ASU offered you a similar position that you took with U of A. Was the Rich Rodriguez familiarity the difference?
Life is about relationships and I believe those guys I had several years ago was a big factor in making that decision. Some conversations I've had with (U of A athletic director) Greg Byrne weighed heavily on my decision. I really believe you have to have a clear, concise vision and they do. We had some great conversations with me and (ASU coach Todd Graham) and I can see why he's been successful.
Will you have input into the next coach at Chaparral?
I'll meet with them on Thursday. Dave (Huffine)'s been there since 2005 with me and if he wants it, I think he's got to be their first choice.
Is it clear what you'll be doing at U of A or are there job duties still to be defined?
It's a work in progress but they know I'm, in my blood, a football coach. My relationships with coaches and I know these (high school) coaches. I'm an Arizona football coach and always will be. I think helping them foster relationships with high schools here that much quicker will be paramount in hitting the ground running while recruiting. We want to keep the top kids here and have them at the University of Arizona.
Whether it's Huffine or someone else, what advice would you give to the next Chaparral coach?
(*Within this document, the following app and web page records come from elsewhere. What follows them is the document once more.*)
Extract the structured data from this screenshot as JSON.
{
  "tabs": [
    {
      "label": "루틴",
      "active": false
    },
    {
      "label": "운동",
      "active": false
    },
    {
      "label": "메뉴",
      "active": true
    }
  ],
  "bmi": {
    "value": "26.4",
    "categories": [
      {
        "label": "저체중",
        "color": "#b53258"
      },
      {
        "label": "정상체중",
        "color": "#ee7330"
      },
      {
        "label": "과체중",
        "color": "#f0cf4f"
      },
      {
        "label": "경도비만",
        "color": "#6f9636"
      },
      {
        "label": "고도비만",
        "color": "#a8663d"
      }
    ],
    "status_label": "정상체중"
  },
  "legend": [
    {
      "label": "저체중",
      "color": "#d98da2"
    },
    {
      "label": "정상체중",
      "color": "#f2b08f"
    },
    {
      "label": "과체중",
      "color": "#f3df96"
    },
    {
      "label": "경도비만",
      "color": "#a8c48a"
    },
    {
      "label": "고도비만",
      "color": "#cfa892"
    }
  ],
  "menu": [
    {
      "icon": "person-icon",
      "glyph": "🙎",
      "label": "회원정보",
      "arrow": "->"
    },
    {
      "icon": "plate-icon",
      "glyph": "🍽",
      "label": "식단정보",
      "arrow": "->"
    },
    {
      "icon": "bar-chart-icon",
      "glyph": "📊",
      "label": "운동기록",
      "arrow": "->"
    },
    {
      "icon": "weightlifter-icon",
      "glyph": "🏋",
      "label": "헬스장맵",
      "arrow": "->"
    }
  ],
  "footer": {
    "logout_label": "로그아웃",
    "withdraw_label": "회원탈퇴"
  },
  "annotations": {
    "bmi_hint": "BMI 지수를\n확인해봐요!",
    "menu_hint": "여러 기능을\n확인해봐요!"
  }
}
Knowing it and living it are two different things. That's the biggest thing. You have to have someone who understands what it means, and it's not a negative whatsoever, it's a reality. It's not like any high school job in the state, and to a man, I think most administrators and coaches would agree. It's big business. You're raising money to pay off facilities and help a great booster club, and you have to feed the machines. It's positive and doing great things for kids and the way it should be, IMO. But it requires a ton of work. A very small piece of pie is 'football coach' and you really have to understand that. I didn't get that until at least two years in, but it goes back to being successful and we had a vision, but I was surrounded by great coordinators and a ton of assistant coaches who were studs. These guys were successful business people who brought different business and coaching perspectives. It's bringing different pieces to help me us be the total piece. It's because of those guys we could be successful. You just really have to understand that. It's much, much more than just football.
Right or wrong, this program gets more attention and scrutiny than almost any other in the state. Is that fair?
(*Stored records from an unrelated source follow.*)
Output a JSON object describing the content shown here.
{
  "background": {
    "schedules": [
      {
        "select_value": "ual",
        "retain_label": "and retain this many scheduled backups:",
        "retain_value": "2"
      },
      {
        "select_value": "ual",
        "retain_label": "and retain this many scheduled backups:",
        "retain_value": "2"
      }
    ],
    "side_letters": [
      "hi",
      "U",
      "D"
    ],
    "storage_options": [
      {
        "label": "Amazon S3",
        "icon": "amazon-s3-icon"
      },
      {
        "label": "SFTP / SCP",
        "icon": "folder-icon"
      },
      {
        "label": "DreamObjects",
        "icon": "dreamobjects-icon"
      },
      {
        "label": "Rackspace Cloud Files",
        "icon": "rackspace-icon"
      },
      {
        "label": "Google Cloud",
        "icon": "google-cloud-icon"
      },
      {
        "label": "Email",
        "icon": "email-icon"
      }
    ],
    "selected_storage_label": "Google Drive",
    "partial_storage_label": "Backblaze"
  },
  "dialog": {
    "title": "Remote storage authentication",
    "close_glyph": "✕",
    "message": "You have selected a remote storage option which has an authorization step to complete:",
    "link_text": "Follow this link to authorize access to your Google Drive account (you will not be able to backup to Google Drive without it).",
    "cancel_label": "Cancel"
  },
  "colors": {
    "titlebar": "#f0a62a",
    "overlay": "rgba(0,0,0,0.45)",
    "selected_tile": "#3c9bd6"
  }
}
If you do things right, it is. I have no problem with parents bringing kids with open enrollment and bringing them in with a son who has football skills, I have no problem with parents seeking that out. That's just the way it is, the pros and cons to it are well discussed and I get both arguments. It's a balancing act. (Chaparral) won three state championships long before me. I think we've ratched up the exposure. I think it's a good thing if handled the right way. It's a delicate balance between kids who come in there and having kids for four years. It's just more scrutinized now with the Internet and greater emphasis on high school athletics. There's nothing more you can do these days other than have great communication line and do things the way they're supposed to. What else can you do? I think it can be difficult or be a bigger problem if you don't have that guy at the top who understands how to deal with all the attention.
Besides specific plays or nitty-gritty details, anything you'd have done differently or want a restart?
Not really. There are things I've done differently. I think we did what was right at the time, but like anything in life it's a process and a big learning process. You learn as you go, on-the-job experience. Next time I'm a coach, will there things I'd do differently? Most definitely. But the five years here? Probably not. We were pretty successful and tried to do it the best way we could. I don't have any regrets and am pretty proud of what we've done.